• Interface dataset entries
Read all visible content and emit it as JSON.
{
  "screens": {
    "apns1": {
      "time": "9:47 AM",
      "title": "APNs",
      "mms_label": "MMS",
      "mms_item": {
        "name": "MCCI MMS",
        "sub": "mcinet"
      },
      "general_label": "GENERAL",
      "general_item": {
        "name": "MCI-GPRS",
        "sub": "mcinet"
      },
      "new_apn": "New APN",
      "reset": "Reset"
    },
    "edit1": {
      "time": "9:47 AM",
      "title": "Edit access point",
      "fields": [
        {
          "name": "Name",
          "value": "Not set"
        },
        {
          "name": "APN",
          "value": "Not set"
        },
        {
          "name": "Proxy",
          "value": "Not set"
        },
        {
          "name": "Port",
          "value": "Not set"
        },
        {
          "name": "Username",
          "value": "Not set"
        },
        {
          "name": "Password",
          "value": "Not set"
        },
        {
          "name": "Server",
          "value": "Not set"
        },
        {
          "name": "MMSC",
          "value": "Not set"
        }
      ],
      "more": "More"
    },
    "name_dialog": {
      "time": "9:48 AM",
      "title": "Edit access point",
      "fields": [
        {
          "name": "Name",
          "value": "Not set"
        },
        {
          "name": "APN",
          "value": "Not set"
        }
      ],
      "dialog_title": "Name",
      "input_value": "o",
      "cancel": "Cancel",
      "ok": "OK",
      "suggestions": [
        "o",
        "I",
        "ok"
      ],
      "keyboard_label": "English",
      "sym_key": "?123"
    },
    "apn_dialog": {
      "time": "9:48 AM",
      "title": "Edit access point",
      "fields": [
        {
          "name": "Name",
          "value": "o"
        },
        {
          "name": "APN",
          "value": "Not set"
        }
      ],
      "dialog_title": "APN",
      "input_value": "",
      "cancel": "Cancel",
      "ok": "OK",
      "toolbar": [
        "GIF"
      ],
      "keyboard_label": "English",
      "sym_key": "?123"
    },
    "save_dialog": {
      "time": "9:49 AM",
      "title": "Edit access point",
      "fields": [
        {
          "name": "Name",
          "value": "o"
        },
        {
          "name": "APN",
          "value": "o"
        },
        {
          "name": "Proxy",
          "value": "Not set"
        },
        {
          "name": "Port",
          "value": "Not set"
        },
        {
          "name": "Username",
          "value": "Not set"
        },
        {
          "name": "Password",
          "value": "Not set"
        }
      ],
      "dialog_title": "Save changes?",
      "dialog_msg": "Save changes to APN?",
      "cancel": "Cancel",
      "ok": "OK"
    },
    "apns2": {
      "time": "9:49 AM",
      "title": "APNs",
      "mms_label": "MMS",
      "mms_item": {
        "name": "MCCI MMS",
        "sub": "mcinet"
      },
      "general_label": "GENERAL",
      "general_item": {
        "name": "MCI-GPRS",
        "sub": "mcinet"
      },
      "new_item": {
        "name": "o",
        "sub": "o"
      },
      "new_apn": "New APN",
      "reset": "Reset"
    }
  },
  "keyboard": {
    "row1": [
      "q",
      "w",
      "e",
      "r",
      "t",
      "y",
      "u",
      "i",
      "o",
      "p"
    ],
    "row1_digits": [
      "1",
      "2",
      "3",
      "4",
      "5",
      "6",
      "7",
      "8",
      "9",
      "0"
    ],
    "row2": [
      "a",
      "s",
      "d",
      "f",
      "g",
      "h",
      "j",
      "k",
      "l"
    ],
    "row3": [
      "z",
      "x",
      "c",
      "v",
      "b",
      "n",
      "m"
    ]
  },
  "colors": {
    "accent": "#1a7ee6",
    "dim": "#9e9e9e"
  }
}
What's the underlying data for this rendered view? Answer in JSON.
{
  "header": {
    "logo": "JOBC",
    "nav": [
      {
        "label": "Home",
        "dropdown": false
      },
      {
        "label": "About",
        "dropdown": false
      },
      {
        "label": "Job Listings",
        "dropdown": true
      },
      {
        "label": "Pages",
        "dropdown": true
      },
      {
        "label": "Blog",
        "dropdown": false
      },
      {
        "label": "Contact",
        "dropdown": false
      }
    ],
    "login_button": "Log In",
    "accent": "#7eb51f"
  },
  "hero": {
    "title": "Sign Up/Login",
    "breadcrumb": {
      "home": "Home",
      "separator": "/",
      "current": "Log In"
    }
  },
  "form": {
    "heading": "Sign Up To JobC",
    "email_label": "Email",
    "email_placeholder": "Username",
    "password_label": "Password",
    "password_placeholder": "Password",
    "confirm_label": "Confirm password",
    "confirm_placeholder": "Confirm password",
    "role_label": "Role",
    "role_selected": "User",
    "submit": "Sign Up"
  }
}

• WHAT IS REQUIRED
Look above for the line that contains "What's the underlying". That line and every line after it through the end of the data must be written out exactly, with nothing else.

• EXERCISE RESPONSE
What's the underlying data for this rendered view? Answer in JSON.
{
  "header": {
    "logo": "JOBC",
    "nav": [
      {
        "label": "Home",
        "dropdown": false
      },
      {
        "label": "About",
        "dropdown": false
      },
      {
        "label": "Job Listings",
        "dropdown": true
      },
      {
        "label": "Pages",
        "dropdown": true
      },
      {
        "label": "Blog",
        "dropdown": false
      },
      {
        "label": "Contact",
        "dropdown": false
      }
    ],
    "login_button": "Log In",
    "accent": "#7eb51f"
  },
  "hero": {
    "title": "Sign Up/Login",
    "breadcrumb": {
      "home": "Home",
      "separator": "/",
      "current": "Log In"
    }
  },
  "form": {
    "heading": "Sign Up To JobC",
    "email_label": "Email",
    "email_placeholder": "Username",
    "password_label": "Password",
    "password_placeholder": "Password",
    "confirm_label": "Confirm password",
    "confirm_placeholder": "Confirm password",
    "role_label": "Role",
    "role_selected": "User",
    "submit": "Sign Up"
  }
}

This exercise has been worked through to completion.